Senator Bernie Sanders speaks to protesters rallying against Supreme Court nominee Judge Brett Kavanaugh on Capitol Hill. Drew Angerer/Getty Images

Senator Bernie Sanders will hit the campaign trail hard this month, stumping for left-leaning candidates at 15 planned events in nine states. Along the planned route are a number of locales the Vermont Senator will need to visit if he plans to run for president in 2020.

Sanders will campaign on behalf of Liz Watson in Bloomington, Indiana, J.D. Scholten, who is trying to beat Republican Representative Steve King, in Iowa and Representative Barbara Lee in Oakland, California. Between stump speeches, he'll hold a rally on behalf of his PAC, Our Revolution, in South Carolina and town halls to discuss Social Security cuts in Iowa and Indiana.

Sanders, 77, will also hit Wisconsin, Michigan, Arizona, Colorado and Nevada on his October tour of presidential swing states.

But despite his crowded itinerary, Sanders has a lackluster record of endorsements. In midterm primaries, he endorsed six candidates, most of whom lost.

But prior performance is not indicative of future results, said the Senator. "I [could] be 100 percent in terms of my endorsements," he said. "All you've got to do is endorse establishment candidates who have a whole lot of money, who are 40 points ahead in the poll. You know what, you'll come and say, 'Bernie, you were 100-percent supportive of these candidates, they all won,'" he told NPR this summer. "The candidates that we support, by and large with few exceptions, are all candidates who are taking on the establishment, and are often outspent."

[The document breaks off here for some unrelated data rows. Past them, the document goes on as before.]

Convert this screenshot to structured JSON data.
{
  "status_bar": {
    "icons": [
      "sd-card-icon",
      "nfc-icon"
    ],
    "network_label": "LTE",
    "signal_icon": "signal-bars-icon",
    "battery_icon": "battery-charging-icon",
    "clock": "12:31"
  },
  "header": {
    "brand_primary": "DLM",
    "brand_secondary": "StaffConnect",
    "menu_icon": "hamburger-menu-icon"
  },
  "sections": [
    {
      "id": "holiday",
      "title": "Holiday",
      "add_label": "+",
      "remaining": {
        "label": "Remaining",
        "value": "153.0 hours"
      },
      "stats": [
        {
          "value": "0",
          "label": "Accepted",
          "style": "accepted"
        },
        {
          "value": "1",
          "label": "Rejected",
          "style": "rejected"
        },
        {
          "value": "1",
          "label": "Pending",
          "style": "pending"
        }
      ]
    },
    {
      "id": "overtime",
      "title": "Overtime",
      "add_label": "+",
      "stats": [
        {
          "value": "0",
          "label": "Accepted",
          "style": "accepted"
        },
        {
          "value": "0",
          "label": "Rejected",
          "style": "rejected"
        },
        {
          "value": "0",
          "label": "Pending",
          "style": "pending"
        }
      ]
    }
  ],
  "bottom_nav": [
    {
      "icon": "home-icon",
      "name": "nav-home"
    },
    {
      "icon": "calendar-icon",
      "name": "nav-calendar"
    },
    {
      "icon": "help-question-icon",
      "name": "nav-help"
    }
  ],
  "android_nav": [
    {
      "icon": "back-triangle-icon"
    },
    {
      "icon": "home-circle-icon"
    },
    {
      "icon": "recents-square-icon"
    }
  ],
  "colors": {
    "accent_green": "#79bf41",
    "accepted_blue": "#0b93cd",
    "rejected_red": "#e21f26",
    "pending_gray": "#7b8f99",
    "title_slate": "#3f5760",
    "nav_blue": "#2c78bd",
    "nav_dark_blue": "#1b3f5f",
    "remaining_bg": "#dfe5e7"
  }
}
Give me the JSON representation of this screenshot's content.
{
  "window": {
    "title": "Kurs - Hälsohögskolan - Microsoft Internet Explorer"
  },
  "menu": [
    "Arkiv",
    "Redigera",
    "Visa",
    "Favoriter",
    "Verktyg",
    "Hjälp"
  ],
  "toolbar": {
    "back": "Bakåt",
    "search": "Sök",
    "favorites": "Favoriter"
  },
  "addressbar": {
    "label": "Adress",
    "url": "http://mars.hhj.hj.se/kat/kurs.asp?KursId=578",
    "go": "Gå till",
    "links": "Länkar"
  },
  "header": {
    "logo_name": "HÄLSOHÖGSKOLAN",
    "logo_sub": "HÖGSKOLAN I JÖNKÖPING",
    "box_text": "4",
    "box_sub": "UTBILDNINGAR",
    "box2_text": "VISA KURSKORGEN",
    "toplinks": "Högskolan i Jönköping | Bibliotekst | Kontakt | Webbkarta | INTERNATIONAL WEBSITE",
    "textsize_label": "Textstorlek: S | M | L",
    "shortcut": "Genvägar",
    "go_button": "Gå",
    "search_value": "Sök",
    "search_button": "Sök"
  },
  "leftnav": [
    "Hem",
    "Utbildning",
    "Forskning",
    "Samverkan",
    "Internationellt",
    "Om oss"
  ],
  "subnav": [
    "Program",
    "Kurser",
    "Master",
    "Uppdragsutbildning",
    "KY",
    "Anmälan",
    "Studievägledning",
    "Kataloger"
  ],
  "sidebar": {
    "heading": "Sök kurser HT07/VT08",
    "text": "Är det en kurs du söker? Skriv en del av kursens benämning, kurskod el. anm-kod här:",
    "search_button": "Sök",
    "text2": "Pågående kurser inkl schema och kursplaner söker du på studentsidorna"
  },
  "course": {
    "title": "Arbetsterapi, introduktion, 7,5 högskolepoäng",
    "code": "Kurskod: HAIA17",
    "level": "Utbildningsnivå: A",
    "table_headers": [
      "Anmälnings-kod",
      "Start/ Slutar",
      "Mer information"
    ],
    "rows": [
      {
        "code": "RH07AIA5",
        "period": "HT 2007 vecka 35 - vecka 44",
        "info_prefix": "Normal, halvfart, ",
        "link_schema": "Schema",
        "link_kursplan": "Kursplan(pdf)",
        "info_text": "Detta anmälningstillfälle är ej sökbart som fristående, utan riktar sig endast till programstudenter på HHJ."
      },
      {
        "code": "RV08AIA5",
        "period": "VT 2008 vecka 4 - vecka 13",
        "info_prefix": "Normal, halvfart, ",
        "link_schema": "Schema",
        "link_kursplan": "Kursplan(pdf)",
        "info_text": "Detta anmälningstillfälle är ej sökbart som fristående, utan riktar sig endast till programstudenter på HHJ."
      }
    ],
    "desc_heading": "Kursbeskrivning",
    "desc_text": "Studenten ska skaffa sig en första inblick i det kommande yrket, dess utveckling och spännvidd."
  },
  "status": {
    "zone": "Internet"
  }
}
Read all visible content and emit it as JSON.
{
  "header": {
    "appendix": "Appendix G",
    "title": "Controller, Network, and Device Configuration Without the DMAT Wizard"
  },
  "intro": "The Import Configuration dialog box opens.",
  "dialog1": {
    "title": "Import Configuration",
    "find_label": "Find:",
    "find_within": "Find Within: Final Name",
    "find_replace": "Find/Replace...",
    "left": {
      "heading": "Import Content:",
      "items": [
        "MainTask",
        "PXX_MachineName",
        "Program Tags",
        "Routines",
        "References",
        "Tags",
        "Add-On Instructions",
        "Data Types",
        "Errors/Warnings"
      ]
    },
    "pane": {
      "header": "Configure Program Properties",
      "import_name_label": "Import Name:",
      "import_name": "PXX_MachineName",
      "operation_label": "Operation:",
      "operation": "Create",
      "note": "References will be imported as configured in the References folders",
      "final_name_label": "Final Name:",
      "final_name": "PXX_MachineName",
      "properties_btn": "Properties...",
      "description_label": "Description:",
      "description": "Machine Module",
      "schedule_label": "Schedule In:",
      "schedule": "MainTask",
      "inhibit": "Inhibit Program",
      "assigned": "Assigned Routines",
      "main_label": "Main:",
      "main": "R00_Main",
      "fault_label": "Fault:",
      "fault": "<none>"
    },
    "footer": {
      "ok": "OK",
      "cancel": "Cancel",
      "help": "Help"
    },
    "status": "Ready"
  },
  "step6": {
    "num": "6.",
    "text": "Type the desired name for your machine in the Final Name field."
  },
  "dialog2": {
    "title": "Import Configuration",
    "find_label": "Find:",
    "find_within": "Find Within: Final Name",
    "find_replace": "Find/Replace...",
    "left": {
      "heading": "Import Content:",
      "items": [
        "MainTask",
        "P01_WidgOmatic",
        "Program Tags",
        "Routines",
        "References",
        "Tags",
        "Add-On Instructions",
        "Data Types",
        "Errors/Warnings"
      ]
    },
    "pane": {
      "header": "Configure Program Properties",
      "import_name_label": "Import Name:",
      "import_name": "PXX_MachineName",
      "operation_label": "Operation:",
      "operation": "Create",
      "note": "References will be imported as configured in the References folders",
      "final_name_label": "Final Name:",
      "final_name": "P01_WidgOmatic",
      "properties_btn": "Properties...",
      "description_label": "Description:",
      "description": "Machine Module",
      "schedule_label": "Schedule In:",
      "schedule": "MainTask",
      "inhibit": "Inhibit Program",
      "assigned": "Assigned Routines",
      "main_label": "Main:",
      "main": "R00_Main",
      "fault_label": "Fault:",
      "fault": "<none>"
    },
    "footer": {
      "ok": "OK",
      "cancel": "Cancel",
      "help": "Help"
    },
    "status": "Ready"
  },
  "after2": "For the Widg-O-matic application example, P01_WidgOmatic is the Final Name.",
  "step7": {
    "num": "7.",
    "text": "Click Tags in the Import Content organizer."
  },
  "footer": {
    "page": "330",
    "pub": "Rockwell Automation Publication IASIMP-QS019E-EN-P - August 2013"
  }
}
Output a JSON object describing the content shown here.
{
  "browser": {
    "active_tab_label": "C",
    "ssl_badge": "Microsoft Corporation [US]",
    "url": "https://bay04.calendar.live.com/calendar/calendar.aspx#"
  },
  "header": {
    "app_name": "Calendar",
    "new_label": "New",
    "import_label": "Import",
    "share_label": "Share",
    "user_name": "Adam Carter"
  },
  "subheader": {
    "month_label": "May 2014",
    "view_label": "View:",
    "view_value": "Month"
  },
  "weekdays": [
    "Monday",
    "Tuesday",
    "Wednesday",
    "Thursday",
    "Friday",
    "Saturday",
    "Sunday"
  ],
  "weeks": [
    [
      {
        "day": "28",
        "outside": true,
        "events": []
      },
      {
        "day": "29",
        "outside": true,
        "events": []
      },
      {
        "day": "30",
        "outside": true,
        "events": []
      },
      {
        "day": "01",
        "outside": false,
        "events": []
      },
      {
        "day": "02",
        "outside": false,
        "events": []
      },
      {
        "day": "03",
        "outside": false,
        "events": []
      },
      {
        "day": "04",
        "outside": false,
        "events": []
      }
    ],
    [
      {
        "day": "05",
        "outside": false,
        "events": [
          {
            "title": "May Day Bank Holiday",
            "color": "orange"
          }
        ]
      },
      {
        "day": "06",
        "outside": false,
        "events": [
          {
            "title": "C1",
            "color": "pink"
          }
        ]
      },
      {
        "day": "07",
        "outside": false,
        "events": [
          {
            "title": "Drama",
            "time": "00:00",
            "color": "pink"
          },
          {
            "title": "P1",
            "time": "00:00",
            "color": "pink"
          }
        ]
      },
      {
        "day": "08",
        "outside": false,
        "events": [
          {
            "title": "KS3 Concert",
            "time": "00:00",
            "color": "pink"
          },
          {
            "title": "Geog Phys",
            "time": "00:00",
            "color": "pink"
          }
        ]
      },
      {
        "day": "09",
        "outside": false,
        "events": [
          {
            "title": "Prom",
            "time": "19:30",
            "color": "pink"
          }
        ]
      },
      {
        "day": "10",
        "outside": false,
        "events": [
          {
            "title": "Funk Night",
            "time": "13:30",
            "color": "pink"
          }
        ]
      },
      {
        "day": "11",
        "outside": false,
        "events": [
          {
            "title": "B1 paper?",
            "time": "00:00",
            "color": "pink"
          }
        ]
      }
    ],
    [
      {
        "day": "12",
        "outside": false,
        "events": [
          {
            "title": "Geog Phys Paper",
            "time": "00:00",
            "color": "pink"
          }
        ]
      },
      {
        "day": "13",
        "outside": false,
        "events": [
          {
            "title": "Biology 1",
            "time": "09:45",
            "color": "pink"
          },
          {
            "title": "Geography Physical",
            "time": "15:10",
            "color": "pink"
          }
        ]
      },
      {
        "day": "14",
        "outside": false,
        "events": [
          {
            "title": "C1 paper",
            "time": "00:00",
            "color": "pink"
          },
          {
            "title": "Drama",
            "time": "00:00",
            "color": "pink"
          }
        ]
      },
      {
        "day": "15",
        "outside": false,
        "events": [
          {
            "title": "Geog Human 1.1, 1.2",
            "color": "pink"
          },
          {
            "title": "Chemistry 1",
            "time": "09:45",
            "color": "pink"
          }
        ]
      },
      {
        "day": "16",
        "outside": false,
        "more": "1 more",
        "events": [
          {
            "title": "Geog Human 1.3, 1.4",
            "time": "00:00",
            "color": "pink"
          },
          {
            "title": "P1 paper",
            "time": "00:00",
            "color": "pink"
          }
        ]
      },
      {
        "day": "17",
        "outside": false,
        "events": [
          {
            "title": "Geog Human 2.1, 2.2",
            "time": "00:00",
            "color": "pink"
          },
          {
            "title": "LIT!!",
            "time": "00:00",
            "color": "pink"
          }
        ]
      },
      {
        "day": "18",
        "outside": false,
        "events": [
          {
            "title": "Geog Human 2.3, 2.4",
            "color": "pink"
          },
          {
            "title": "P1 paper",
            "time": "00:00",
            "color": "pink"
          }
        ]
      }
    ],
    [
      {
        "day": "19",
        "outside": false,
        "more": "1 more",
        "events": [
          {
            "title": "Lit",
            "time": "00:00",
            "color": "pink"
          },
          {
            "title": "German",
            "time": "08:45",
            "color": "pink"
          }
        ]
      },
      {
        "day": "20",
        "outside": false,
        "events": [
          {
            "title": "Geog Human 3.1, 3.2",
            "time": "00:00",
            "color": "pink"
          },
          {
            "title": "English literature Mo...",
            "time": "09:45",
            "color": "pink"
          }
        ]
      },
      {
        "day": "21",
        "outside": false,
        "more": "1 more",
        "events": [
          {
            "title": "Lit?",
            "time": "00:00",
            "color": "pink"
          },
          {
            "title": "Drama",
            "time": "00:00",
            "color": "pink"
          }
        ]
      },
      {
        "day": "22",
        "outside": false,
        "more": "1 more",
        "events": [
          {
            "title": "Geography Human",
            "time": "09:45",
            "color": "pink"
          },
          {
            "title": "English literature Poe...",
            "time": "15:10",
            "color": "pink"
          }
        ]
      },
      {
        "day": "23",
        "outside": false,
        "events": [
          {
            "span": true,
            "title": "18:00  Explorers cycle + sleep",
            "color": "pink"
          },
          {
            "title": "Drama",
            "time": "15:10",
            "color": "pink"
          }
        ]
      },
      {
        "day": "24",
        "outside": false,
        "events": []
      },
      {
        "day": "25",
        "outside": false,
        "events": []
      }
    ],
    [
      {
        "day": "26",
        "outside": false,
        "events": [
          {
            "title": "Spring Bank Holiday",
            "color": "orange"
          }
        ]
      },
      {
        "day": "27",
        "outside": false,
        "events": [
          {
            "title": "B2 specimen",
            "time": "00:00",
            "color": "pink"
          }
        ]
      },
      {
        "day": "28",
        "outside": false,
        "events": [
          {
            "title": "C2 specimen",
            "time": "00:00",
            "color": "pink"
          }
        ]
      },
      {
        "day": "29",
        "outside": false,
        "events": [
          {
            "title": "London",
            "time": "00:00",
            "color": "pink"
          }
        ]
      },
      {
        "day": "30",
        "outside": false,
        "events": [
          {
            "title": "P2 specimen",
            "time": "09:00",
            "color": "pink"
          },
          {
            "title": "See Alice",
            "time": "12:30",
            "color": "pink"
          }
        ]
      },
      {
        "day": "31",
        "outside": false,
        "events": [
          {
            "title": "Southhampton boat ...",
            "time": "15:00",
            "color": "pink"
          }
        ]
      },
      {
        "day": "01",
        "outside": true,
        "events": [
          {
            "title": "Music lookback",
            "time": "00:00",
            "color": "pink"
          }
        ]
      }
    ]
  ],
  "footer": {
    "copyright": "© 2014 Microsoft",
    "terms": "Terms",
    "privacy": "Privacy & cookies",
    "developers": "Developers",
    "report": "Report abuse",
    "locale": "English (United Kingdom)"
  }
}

Sanders told NPR that his political vision may not manifest itself in this crop of candidates, but he's running a marathon, not a sprint. "I hope they win," he said about the candidates he stumps for. "Maybe they don't. But if you get 45 percent of the vote now, next time you may well win." Sanders said his goal is to push a progressive agenda, and that he's been successful in that endeavor even with losing candidates.

Some of Sander's endorsees, like Stacey Abrams who is running for governor in Georgia, have been successful both in their local races and on a national level.

The 2016 presidential candidate called for a new world order Tuesday morning during a speech at the Johns Hopkins University School of Advanced International Studies, setting the stage for a fight against President Donald Trump's "America First" anti-Globalist movement.

"We must take the opportunity to reconceptualize a global order based on human solidarity, based on the understanding that it's not me against you or the United States against China, but that we as the world especially with the threat of climate change are in it together," he said. "That in many ways we are going to survive by working together or we're going to go down by the types of divisions that the authoritarians are trying to create."

Sanders is also up for reelection in Vermont this November, but the Independent Senator is expected to easily win his third term. He has indicated that he is considering another presidential run in 2020.